### PROBLEM DETAILS
Could you give back every record below exactly, leaving out the pictures?

------------------------------------

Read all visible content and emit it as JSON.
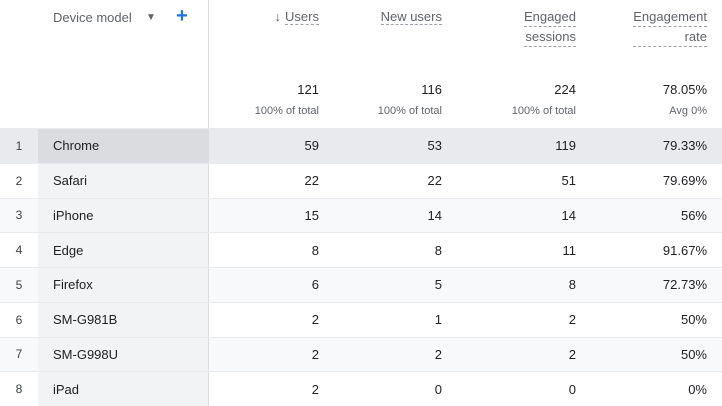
{
  "dimension": {
    "label": "Device model",
    "dropdown_icon": "caret-down-icon",
    "add_icon": "plus-icon"
  },
  "metrics": [
    {
      "title_line1": "Users",
      "title_line2": "",
      "total": "121",
      "sub": "100% of total",
      "sorted": true
    },
    {
      "title_line1": "New users",
      "title_line2": "",
      "total": "116",
      "sub": "100% of total",
      "sorted": false
    },
    {
      "title_line1": "Engaged",
      "title_line2": "sessions",
      "total": "224",
      "sub": "100% of total",
      "sorted": false
    },
    {
      "title_line1": "Engagement",
      "title_line2": "rate",
      "total": "78.05%",
      "sub": "Avg 0%",
      "sorted": false
    }
  ],
  "sort_icon": "arrow-down-icon",
  "rows": [
    {
      "index": "1",
      "name": "Chrome",
      "users": "59",
      "new_users": "53",
      "engaged_sessions": "119",
      "engagement_rate": "79.33%"
    },
    {
      "index": "2",
      "name": "Safari",
      "users": "22",
      "new_users": "22",
      "engaged_sessions": "51",
      "engagement_rate": "79.69%"
    },
    {
      "index": "3",
      "name": "iPhone",
      "users": "15",
      "new_users": "14",
      "engaged_sessions": "14",
      "engagement_rate": "56%"
    },
    {
      "index": "4",
      "name": "Edge",
      "users": "8",
      "new_users": "8",
      "engaged_sessions": "11",
      "engagement_rate": "91.67%"
    },
    {
      "index": "5",
      "name": "Firefox",
      "users": "6",
      "new_users": "5",
      "engaged_sessions": "8",
      "engagement_rate": "72.73%"
    },
    {
      "index": "6",
      "name": "SM-G981B",
      "users": "2",
      "new_users": "1",
      "engaged_sessions": "2",
      "engagement_rate": "50%"
    },
    {
      "index": "7",
      "name": "SM-G998U",
      "users": "2",
      "new_users": "2",
      "engaged_sessions": "2",
      "engagement_rate": "50%"
    },
    {
      "index": "8",
      "name": "iPad",
      "users": "2",
      "new_users": "0",
      "engaged_sessions": "0",
      "engagement_rate": "0%"
    }
  ],
  "colors": {
    "accent": "#1a73e8",
    "header_text": "#5f6368",
    "highlight_row": "#e8eaed",
    "dimension_cell": "#f1f3f4"
  }
}
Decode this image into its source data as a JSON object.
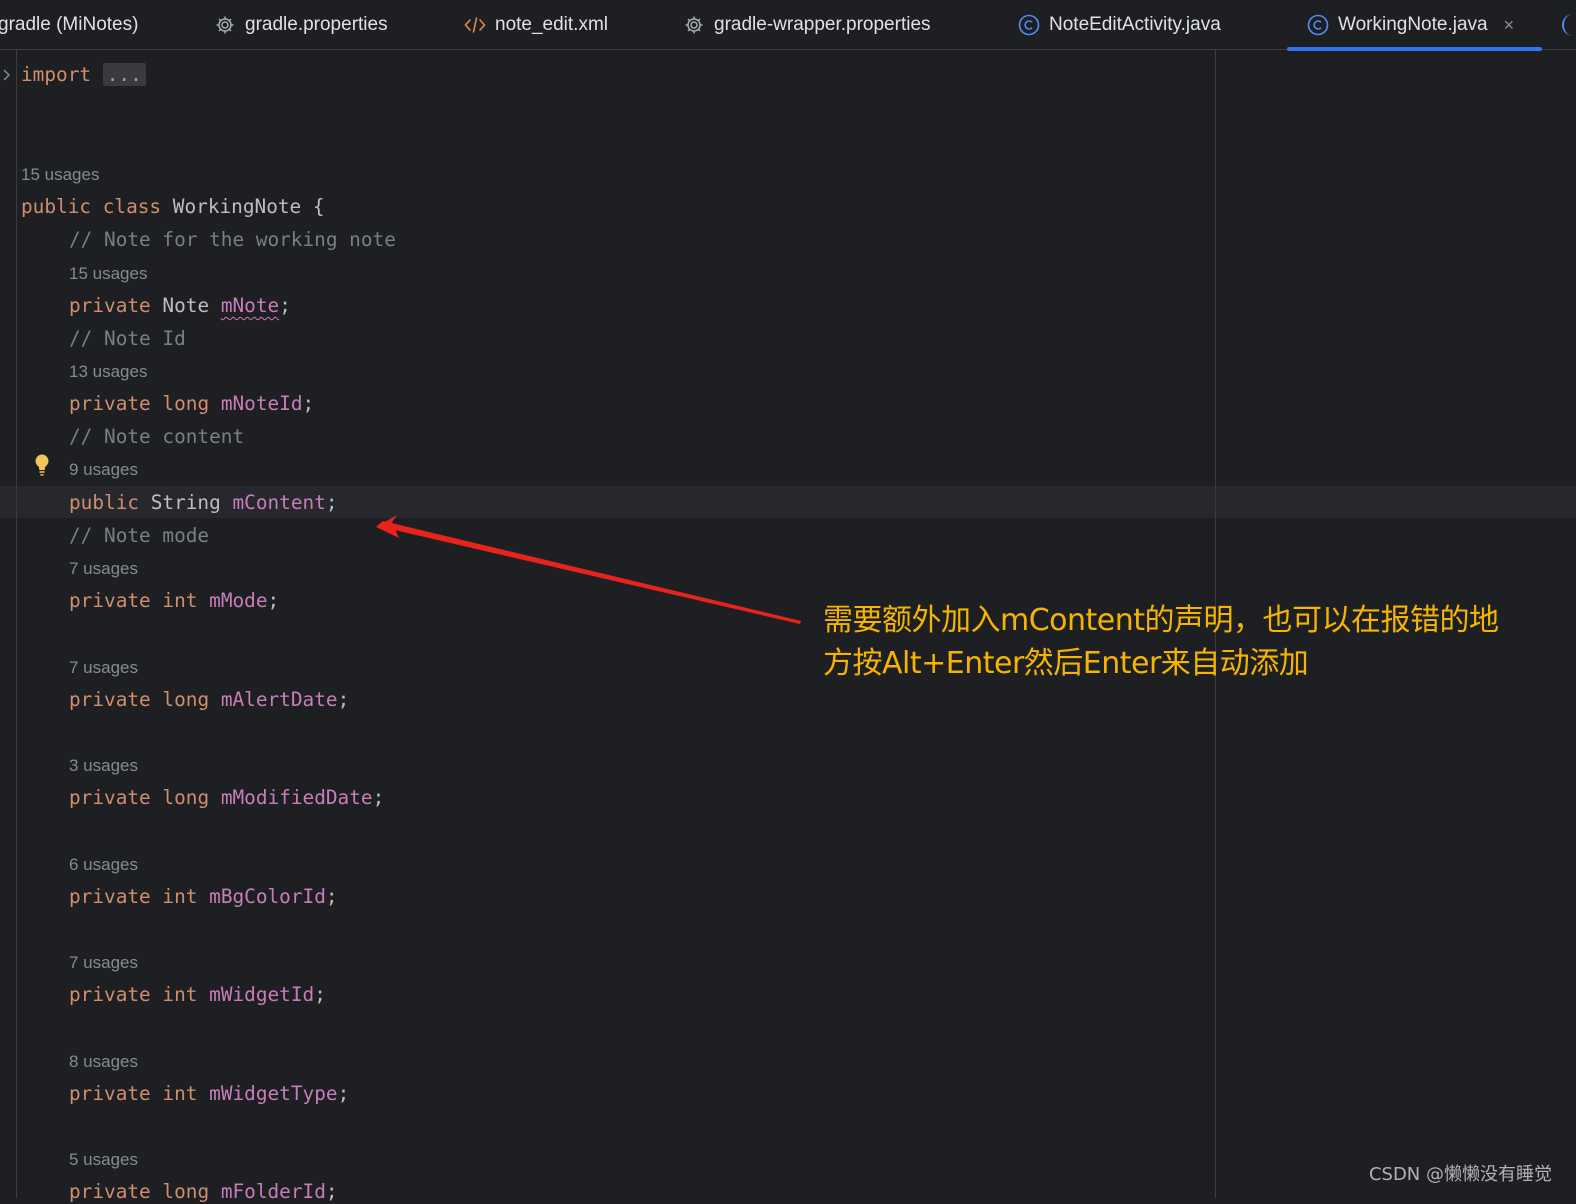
{
  "tabs": [
    {
      "label": "gradle (MiNotes)",
      "icon": "none",
      "active": false
    },
    {
      "label": "gradle.properties",
      "icon": "gear-icon",
      "active": false
    },
    {
      "label": "note_edit.xml",
      "icon": "xml-tag-icon",
      "active": false
    },
    {
      "label": "gradle-wrapper.properties",
      "icon": "gear-icon",
      "active": false
    },
    {
      "label": "NoteEditActivity.java",
      "icon": "java-class-icon",
      "active": false
    },
    {
      "label": "WorkingNote.java",
      "icon": "java-class-icon",
      "active": true,
      "close": "×"
    }
  ],
  "editor": {
    "import_keyword": "import",
    "import_folded": "...",
    "class_usages": "15 usages",
    "class_decl": {
      "mod": "public",
      "kw": "class",
      "name": "WorkingNote",
      "brace": " {"
    },
    "members": [
      {
        "comment": "// Note for the working note",
        "usages": "15 usages",
        "mod": "private",
        "type": "Note",
        "name": "mNote"
      },
      {
        "comment": "// Note Id",
        "usages": "13 usages",
        "mod": "private",
        "type": "long",
        "name": "mNoteId"
      },
      {
        "comment": "// Note content",
        "usages": "9 usages",
        "mod": "public",
        "type": "String",
        "name": "mContent"
      },
      {
        "comment": "// Note mode",
        "usages": "7 usages",
        "mod": "private",
        "type": "int",
        "name": "mMode"
      },
      {
        "comment": "",
        "usages": "7 usages",
        "mod": "private",
        "type": "long",
        "name": "mAlertDate"
      },
      {
        "comment": "",
        "usages": "3 usages",
        "mod": "private",
        "type": "long",
        "name": "mModifiedDate"
      },
      {
        "comment": "",
        "usages": "6 usages",
        "mod": "private",
        "type": "int",
        "name": "mBgColorId"
      },
      {
        "comment": "",
        "usages": "7 usages",
        "mod": "private",
        "type": "int",
        "name": "mWidgetId"
      },
      {
        "comment": "",
        "usages": "8 usages",
        "mod": "private",
        "type": "int",
        "name": "mWidgetType"
      },
      {
        "comment": "",
        "usages": "5 usages",
        "mod": "private",
        "type": "long",
        "name": "mFolderId"
      }
    ],
    "semicolon": ";"
  },
  "annotation": {
    "line1": "需要额外加入mContent的声明，也可以在报错的地",
    "line2": "方按Alt+Enter然后Enter来自动添加",
    "color": "#f5b400",
    "arrow_color": "#e8231c"
  },
  "watermark": "CSDN @懒懒没有睡觉",
  "colors": {
    "background": "#1e1f22",
    "keyword": "#cf8e6d",
    "field": "#c77dbb",
    "comment": "#7a7e85",
    "text": "#bcbec4",
    "accent": "#3574f0"
  }
}
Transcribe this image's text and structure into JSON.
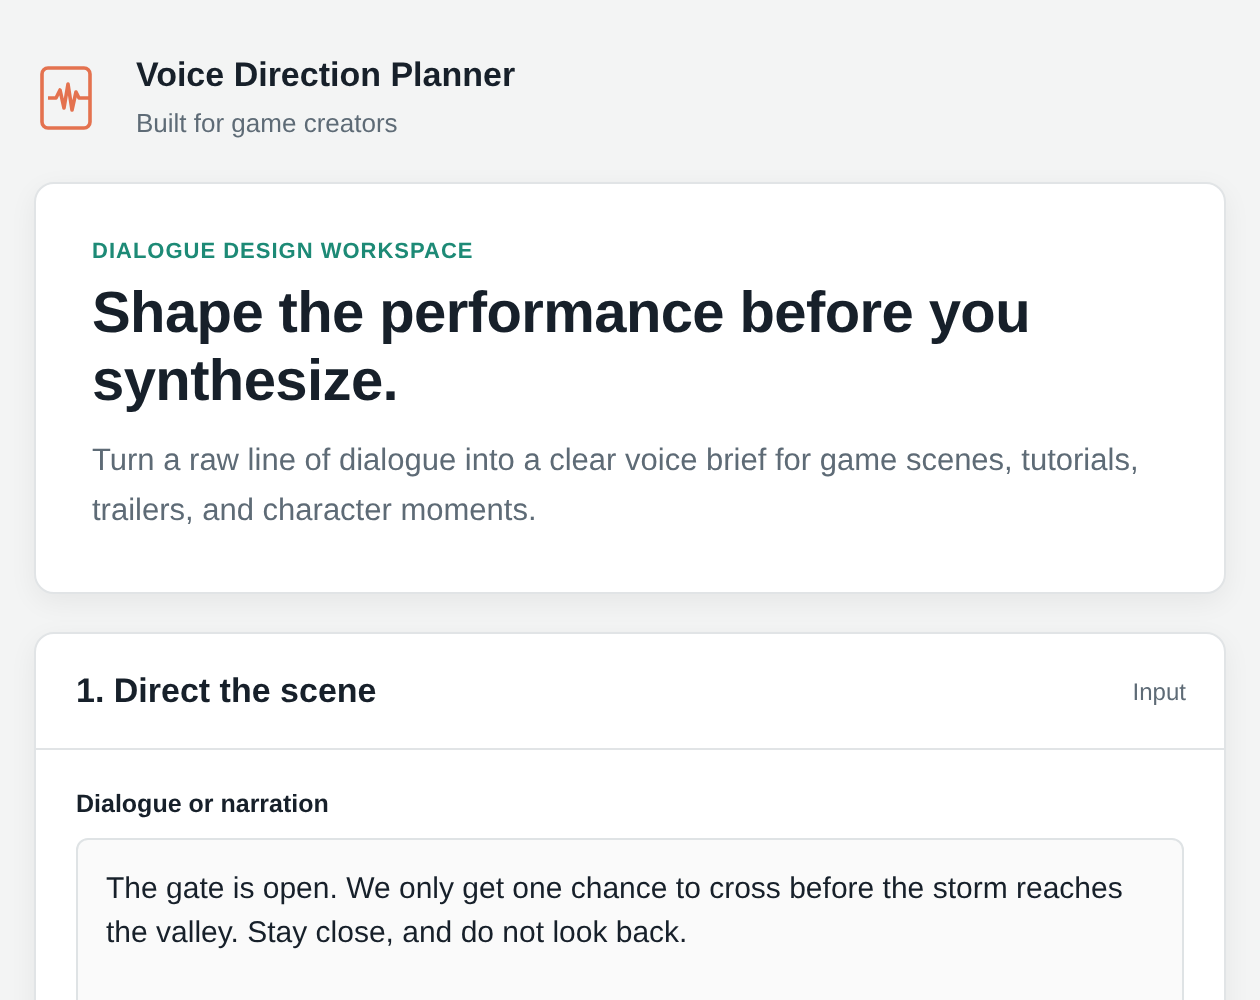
{
  "app": {
    "title": "Voice Direction Planner",
    "subtitle": "Built for game creators"
  },
  "hero": {
    "eyebrow": "DIALOGUE DESIGN WORKSPACE",
    "heading": "Shape the performance before you synthesize.",
    "description": "Turn a raw line of dialogue into a clear voice brief for game scenes, tutorials, trailers, and character moments."
  },
  "panel": {
    "title": "1. Direct the scene",
    "tag": "Input",
    "field": {
      "label": "Dialogue or narration",
      "value": "The gate is open. We only get one chance to cross before the storm reaches the valley. Stay close, and do not look back."
    }
  }
}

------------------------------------

### WRITTEN RESPONSE
Read all visible content and emit it as JSON.
{
  "dimension": {
    "label": "Device model",
    "dropdown_icon": "caret-down-icon",
    "add_icon": "plus-icon"
  },
  "metrics": [
    {
      "title_line1": "Users",
      "title_line2": "",
      "total": "121",
      "sub": "100% of total",
      "sorted": true
    },
    {
      "title_line1": "New users",
      "title_line2": "",
      "total": "116",
      "sub": "100% of total",
      "sorted": false
    },
    {
      "title_line1": "Engaged",
      "title_line2": "sessions",
      "total": "224",
      "sub": "100% of total",
      "sorted": false
    },
    {
      "title_line1": "Engagement",
      "title_line2": "rate",
      "total": "78.05%",
      "sub": "Avg 0%",
      "sorted": false
    }
  ],
  "sort_icon": "arrow-down-icon",
  "rows": [
    {
      "index": "1",
      "name": "Chrome",
      "users": "59",
      "new_users": "53",
      "engaged_sessions": "119",
      "engagement_rate": "79.33%"
    },
    {
      "index": "2",
      "name": "Safari",
      "users": "22",
      "new_users": "22",
      "engaged_sessions": "51",
      "engagement_rate": "79.69%"
    },
    {
      "index": "3",
      "name": "iPhone",
      "users": "15",
      "new_users": "14",
      "engaged_sessions": "14",
      "engagement_rate": "56%"
    },
    {
      "index": "4",
      "name": "Edge",
      "users": "8",
      "new_users": "8",
      "engaged_sessions": "11",
      "engagement_rate": "91.67%"
    },
    {
      "index": "5",
      "name": "Firefox",
      "users": "6",
      "new_users": "5",
      "engaged_sessions": "8",
      "engagement_rate": "72.73%"
    },
    {
      "index": "6",
      "name": "SM-G981B",
      "users": "2",
      "new_users": "1",
      "engaged_sessions": "2",
      "engagement_rate": "50%"
    },
    {
      "index": "7",
      "name": "SM-G998U",
      "users": "2",
      "new_users": "2",
      "engaged_sessions": "2",
      "engagement_rate": "50%"
    },
    {
      "index": "8",
      "name": "iPad",
      "users": "2",
      "new_users": "0",
      "engaged_sessions": "0",
      "engagement_rate": "0%"
    }
  ],
  "colors": {
    "accent": "#1a73e8",
    "header_text": "#5f6368",
    "highlight_row": "#e8eaed",
    "dimension_cell": "#f1f3f4"
  }
}
Decode this image into its source data as a JSON object.
{
  "tabs": [
    {
      "label": "gradle (MiNotes)",
      "icon": "none",
      "active": false
    },
    {
      "label": "gradle.properties",
      "icon": "gear-icon",
      "active": false
    },
    {
      "label": "note_edit.xml",
      "icon": "xml-tag-icon",
      "active": false
    },
    {
      "label": "gradle-wrapper.properties",
      "icon": "gear-icon",
      "active": false
    },
    {
      "label": "NoteEditActivity.java",
      "icon": "java-class-icon",
      "active": false
    },
    {
      "label": "WorkingNote.java",
      "icon": "java-class-icon",
      "active": true,
      "close": "×"
    }
  ],
  "editor": {
    "import_keyword": "import",
    "import_folded": "...",
    "class_usages": "15 usages",
    "class_decl": {
      "mod": "public",
      "kw": "class",
      "name": "WorkingNote",
      "brace": " {"
    },
    "members": [
      {
        "comment": "// Note for the working note",
        "usages": "15 usages",
        "mod": "private",
        "type": "Note",
        "name": "mNote"
      },
      {
        "comment": "// Note Id",
        "usages": "13 usages",
        "mod": "private",
        "type": "long",
        "name": "mNoteId"
      },
      {
        "comment": "// Note content",
        "usages": "9 usages",
        "mod": "public",
        "type": "String",
        "name": "mContent"
      },
      {
        "comment": "// Note mode",
        "usages": "7 usages",
        "mod": "private",
        "type": "int",
        "name": "mMode"
      },
      {
        "comment": "",
        "usages": "7 usages",
        "mod": "private",
        "type": "long",
        "name": "mAlertDate"
      },
      {
        "comment": "",
        "usages": "3 usages",
        "mod": "private",
        "type": "long",
        "name": "mModifiedDate"
      },
      {
        "comment": "",
        "usages": "6 usages",
        "mod": "private",
        "type": "int",
        "name": "mBgColorId"
      },
      {
        "comment": "",
        "usages": "7 usages",
        "mod": "private",
        "type": "int",
        "name": "mWidgetId"
      },
      {
        "comment": "",
        "usages": "8 usages",
        "mod": "private",
        "type": "int",
        "name": "mWidgetType"
      },
      {
        "comment": "",
        "usages": "5 usages",
        "mod": "private",
        "type": "long",
        "name": "mFolderId"
      }
    ],
    "semicolon": ";"
  },
  "annotation": {
    "line1": "需要额外加入mContent的声明，也可以在报错的地",
    "line2": "方按Alt+Enter然后Enter来自动添加",
    "color": "#f5b400",
    "arrow_color": "#e8231c"
  },
  "watermark": "CSDN @懒懒没有睡觉",
  "colors": {
    "background": "#1e1f22",
    "keyword": "#cf8e6d",
    "field": "#c77dbb",
    "comment": "#7a7e85",
    "text": "#bcbec4",
    "accent": "#3574f0"
  }
}
Transcribe this image's text and structure into JSON.
{
  "app": {
    "title": "Voice Direction Planner",
    "subtitle": "Built for game creators"
  },
  "hero": {
    "eyebrow": "DIALOGUE DESIGN WORKSPACE",
    "heading": "Shape the performance before you synthesize.",
    "description": "Turn a raw line of dialogue into a clear voice brief for game scenes, tutorials, trailers, and character moments."
  },
  "panel": {
    "title": "1. Direct the scene",
    "tag": "Input",
    "field": {
      "label": "Dialogue or narration",
      "value": "The gate is open. We only get one chance to cross before the storm reaches the valley. Stay close, and do not look back."
    }
  }
}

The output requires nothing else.